Tuesday, May 25, 2010

Q&A: How do you grow a thick kombucha mushroom?

Q: How do you grow a thick kombucha mushroom?

A: Remember that Kombucha Mushrooms Come in All Shapes, Sizes, and Colors! Even if your kombucha mother does not look like a perfectly even 1/8 - 1/2 inch thick cream-colored pancake, it could still ferment your kombucha very well!

If you want a thick kombucha mother, you can put some kombucha in a clean glass jar, cover it well with a breathable cloth, and let it sit for a few weeks until a thick mother grows and develops. Or, you can just let one of your kombucha brews ferment for a prolonged period of time until a thick SCOBY forms.

The kombucha will become pretty strong, sour, and acidic if it has been fermenting for a long time, and using this kombucha as starter tea will favor the bacteria and thick SCOBY formation (1). For other uses of sour kombucha, check out Happy Herbalist's recommendations: Kombucha Tea Too Sour?

Acetobacter xylinum has been indicated to be one of the main bacteria in the colony that helps to form the cellulose structure of the kombucha mushroom (2-3). So to favor a thick kombucha mother, you want to favor the bacteria.

For more information on decreasing yeast to bacteria ratios, which will favor the bacteria and a thick SCOBY, visit Kombucha Balance: Decreasing the Ratio of Yeast to Acetobacter Populations.

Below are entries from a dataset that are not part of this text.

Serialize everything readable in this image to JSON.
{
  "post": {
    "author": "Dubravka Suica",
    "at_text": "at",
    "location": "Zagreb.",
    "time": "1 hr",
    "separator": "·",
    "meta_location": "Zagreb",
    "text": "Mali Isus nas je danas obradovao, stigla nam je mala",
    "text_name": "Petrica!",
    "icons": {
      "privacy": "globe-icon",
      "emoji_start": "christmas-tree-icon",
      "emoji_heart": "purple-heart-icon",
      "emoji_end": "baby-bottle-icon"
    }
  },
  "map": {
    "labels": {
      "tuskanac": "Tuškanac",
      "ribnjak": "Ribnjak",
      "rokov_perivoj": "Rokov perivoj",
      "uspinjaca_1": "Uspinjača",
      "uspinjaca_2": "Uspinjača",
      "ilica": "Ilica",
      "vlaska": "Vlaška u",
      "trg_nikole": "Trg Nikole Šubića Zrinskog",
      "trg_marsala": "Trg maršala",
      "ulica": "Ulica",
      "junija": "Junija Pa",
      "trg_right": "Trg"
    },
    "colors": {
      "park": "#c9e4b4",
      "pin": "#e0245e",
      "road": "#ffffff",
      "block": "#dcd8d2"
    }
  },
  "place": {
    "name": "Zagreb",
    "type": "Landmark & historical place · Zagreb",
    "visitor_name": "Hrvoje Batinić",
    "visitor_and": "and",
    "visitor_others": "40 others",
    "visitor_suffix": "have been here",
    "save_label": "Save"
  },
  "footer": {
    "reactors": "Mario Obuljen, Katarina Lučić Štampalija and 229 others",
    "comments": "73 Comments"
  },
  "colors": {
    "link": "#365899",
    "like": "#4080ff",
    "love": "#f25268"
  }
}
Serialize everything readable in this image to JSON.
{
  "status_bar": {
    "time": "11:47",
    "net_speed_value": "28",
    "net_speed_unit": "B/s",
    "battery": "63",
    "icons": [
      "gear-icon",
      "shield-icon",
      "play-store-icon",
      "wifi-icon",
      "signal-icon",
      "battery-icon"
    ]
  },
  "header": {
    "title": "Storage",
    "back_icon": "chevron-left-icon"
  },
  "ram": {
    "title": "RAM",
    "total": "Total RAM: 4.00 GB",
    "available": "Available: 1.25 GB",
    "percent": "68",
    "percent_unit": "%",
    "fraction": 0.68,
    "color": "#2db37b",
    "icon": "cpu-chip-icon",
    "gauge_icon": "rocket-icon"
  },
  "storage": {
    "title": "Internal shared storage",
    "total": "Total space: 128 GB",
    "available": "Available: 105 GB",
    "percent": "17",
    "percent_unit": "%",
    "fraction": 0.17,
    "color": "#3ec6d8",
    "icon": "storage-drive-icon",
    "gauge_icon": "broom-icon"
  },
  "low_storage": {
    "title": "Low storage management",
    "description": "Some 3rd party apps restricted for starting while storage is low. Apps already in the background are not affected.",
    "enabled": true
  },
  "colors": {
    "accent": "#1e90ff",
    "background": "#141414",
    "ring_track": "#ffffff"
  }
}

1. Kombucha Balance: Decreasing the Ratio of Yeast to Acetobacter Populations
2. Greenwalt, C.J., R.A. Ledford, and K.H. Steinkraus. "Determination and characterization of the anti-microbial activity of the fermented tea Kombucha." Lebensmittel-Wissenschaft und-Technologie 31 (3) (1998): 291-296.3. Malbasa, R., E. Loncar, and M. Djuric. "Comparison of the products of Kombucha fermentation on sucrose and molasses." Food Chemistry. 106 (2008): 1039-1045.

Wednesday, May 19, 2010

Brew Your Own Kombucha Workshop at the Boston Skillshare

Join Kombucha Fuel at the 2010 Boston Skillshare!

What: Brew Your Own Kombucha Workshop
When: May 30, 2010, from 12:45-2:15 pm
Where: Simmons College (300 Fenway, Boston, MA 02115)
More info: http://www.bostonskillshare.org/2010/DIY+Kombucha
Donation: $3-$10 sliding scale suggested donation to attend the Boston Skillshare, for a day full of workshops, and food is provided!

The Boston Skillshare is an annual weekend event for people to share and learn skills. Read more about the Boston Skillshare, the 2010 Boston Skillshare, and the workshops at the 2010 Boston Skillshare.

Monday, May 17, 2010

Q&A: Can you brew kombucha with honey?

Q: Can you brew kombucha with honey?

A: Some people swear that brewing with honey works, while others say that brewing with honey doesn't work because of honey's anti-bacterial properties.

Everyone pretty much agrees that brewing with cane sugar works. However, health benefits of other sweeteners often come up as an issue. In addition, taste is another aspect you may want to consider.

Although I have never personally brewed with honey, something to remember is that if you introduce something foreign to the kombucha culture, even if you don't see any immediate short-term effects on the culture, there may be unforeseen long-term effects.

For example, the SCOBY will not survive in the long-term if you brew kombucha using only herbal teas, such as rooibos. However, if you brew kombucha with an herbal tea for only one or two weeks, the culture will most likely survive. Thus, some individuals alternate brewing herbal and non-herbal brews, or brew with a combination of herbal and non-herbal teas. (Read more on brewing with herbal teas at The Different Teas for Your Kombucha Brew).

If you're interested in brewing with honey, I would recommend having a back-up mushroom, such as by storing a spare SCOBY in kombucha made with cane sugar in the fridge.

More on Kombucha and Honey: